I am so quickly coming to the conclusion that simple is better.
As a case in point this is my trusty and much used stovetop expresso maker. It’s small, was very cheap (under a tenner), simply made - so there’s very little to break, it’s easy-peasy to use, and, oh yes, it brews a better cup of coffee than the huge electric device that broke after less than a year and cost – well I won’t tell you what it cost.
Yes, simpler is better. When I want a coffee all I do is unscrew the aluminium base, fill it with water, spoon some ground coffee into the colanderised coffee chamber, re-screw the pouring coffee pot chamber back onto the base, and stand it on a lighted stove.
Five minutes or so later and voilà! Perfect coffee.
The Moca Expresso (that’s what it’s called) was invented in 1933 by an Italian named Bialetti. The water is heated by the stove flame and as the water molecules gain momentum (kinetic energy) they collide with each other. As the temperature builds so does the kinetic energy, and there are more and faster collisions which increases the pressure in the pot, forcing the water upwards, through the colander coffee chamber, and up into the pouring chamber. The thick cast aluminium pot is made to withstand the additional pressure - that’s why it has that distinctive (and structurally stronger) ten sided shape and isn’t simply round.
Simplicity itself – well as long as you ignore the science.
As you can see I’ve had mine years, I had to make a wire mesh thing to get it to stand on the stove easily, but it works well and my Moca Express washes clean in a minute.
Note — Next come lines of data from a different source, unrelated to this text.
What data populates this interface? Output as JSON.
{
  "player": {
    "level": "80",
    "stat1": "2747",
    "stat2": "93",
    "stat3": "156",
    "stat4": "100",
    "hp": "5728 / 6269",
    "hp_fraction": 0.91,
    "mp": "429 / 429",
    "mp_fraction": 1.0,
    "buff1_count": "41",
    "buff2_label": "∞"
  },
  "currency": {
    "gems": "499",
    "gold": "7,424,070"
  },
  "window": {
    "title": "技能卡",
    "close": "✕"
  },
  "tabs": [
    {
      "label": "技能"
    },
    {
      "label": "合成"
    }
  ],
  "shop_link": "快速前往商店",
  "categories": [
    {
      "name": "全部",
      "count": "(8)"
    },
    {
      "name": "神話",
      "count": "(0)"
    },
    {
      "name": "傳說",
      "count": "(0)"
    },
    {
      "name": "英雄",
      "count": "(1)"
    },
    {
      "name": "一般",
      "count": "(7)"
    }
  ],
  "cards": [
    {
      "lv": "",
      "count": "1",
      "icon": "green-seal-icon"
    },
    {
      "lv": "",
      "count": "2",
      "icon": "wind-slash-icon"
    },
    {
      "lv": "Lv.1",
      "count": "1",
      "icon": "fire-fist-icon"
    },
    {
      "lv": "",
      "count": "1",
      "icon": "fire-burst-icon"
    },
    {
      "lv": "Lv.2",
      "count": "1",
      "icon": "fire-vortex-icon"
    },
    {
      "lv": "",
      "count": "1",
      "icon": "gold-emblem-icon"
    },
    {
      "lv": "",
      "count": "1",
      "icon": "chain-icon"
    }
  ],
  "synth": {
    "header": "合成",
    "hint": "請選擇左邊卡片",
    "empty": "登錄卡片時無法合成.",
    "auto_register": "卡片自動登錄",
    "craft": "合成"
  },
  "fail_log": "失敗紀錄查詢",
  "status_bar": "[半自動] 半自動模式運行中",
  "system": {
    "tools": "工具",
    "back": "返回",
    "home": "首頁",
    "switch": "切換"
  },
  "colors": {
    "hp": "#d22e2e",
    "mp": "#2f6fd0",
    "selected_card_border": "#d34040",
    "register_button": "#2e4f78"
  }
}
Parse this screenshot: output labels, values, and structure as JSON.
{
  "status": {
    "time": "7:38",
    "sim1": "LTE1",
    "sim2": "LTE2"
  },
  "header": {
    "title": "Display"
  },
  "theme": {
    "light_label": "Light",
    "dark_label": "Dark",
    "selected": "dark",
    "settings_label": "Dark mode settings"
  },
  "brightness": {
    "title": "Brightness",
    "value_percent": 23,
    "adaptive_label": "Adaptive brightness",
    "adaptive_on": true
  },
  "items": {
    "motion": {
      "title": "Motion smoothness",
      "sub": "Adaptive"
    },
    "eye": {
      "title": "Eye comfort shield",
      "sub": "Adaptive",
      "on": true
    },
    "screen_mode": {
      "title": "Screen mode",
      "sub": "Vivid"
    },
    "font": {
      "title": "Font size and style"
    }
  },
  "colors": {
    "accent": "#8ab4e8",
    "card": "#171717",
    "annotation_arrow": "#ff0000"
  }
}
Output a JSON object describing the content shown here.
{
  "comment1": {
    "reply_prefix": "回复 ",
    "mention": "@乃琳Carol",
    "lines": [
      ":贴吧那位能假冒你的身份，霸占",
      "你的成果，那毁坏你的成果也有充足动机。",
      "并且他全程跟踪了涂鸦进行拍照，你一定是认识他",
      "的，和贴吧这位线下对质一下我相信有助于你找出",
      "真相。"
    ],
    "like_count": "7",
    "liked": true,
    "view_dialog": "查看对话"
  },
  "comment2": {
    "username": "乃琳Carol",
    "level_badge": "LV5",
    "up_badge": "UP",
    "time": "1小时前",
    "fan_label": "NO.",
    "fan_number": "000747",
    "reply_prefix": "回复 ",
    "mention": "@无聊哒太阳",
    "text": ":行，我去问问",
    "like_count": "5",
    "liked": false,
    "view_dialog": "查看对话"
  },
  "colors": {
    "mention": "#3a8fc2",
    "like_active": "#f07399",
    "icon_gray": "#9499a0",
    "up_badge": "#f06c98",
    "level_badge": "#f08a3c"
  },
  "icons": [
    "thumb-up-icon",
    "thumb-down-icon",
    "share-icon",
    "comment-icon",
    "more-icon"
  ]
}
Simple is better.
I’m really going to hang on to that thought and see where it can take me.